Women and Health Agenda Over the Last 20 Years This review is about women's health demands and their contribution in creating a healthy society. For many decades, World Health Organization (WHO) has had tremendous measures that concern women's health. Women's health remains a crucial priority by various healthcare agencies. This review explains why various healthcare institutions take a great initiative in ensuring that women's health remains an urgent priority in the
(Szaflarski, M., Ritchey, P.N., Leonard, a., Mrus, J.M., Peterman, a. And Tsevat, J. ) Generally speaking, the researchers in the area of health psychology who focused their attention upon the argument under discussion agree that there is a positive connection which can be established between mental health (supported by spirituality) and physical health. However, it must be mentioned that in numerous studies, the religious and spiritual factors did not succeed

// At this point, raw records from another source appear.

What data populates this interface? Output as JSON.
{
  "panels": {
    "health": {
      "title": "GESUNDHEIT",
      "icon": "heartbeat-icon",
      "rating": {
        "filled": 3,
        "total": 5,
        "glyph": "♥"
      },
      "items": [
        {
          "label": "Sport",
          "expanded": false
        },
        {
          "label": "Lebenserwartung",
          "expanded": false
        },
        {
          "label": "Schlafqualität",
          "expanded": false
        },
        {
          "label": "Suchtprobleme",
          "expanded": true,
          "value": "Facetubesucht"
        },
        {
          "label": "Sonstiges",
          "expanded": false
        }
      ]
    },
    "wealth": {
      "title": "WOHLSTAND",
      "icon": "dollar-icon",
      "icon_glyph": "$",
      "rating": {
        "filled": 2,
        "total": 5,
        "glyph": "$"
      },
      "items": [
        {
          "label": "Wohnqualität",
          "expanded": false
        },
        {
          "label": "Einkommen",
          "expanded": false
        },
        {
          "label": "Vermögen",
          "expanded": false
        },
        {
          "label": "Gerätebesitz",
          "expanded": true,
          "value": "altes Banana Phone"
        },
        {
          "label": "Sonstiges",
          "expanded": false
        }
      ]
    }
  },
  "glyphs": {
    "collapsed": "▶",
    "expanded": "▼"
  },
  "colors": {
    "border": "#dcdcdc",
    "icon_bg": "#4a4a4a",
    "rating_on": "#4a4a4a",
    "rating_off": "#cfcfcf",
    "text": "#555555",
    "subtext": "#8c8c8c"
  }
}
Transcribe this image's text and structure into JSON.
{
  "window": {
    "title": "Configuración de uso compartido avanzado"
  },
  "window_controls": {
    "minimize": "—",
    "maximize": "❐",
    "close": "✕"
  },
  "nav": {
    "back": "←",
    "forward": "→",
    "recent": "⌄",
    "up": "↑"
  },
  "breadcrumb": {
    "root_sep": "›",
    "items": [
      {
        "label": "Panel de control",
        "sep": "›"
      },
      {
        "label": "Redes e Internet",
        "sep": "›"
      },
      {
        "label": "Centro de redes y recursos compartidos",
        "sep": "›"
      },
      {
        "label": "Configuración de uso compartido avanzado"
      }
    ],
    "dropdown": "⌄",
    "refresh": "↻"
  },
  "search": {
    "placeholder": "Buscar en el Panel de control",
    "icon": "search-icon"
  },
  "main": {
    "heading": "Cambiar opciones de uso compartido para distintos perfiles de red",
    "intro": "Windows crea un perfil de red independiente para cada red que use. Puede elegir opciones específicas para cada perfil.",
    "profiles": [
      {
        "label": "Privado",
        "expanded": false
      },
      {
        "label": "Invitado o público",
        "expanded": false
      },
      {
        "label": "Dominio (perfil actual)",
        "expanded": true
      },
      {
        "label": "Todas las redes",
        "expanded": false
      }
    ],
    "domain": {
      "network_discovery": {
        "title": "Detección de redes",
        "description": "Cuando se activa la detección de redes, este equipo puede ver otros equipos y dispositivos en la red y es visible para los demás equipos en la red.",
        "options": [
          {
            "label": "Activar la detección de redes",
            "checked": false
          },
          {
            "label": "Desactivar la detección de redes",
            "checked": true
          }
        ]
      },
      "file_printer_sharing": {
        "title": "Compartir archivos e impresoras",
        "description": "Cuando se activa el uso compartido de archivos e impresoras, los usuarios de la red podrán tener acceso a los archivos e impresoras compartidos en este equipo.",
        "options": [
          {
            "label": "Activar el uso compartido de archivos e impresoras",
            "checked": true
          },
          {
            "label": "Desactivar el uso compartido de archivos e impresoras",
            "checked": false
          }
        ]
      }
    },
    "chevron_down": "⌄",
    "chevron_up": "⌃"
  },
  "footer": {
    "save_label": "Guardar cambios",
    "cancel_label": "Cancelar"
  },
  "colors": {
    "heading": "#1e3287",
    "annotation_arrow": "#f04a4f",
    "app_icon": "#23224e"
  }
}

Of primary concern are the 7% who are not enrolled in the VHA but qualify for coverage, the 10% living in poverty, the 7% without any health coverage, and the 0.2% who suffer from compensable PTSD and have undiagnosed hypertension. Outreach programs will be developed to enhance access to blood pressure screening and treatment, in collaboration with MEDVAMC, Texas Department of Health and Services Commission (TDHSC), and facilities providing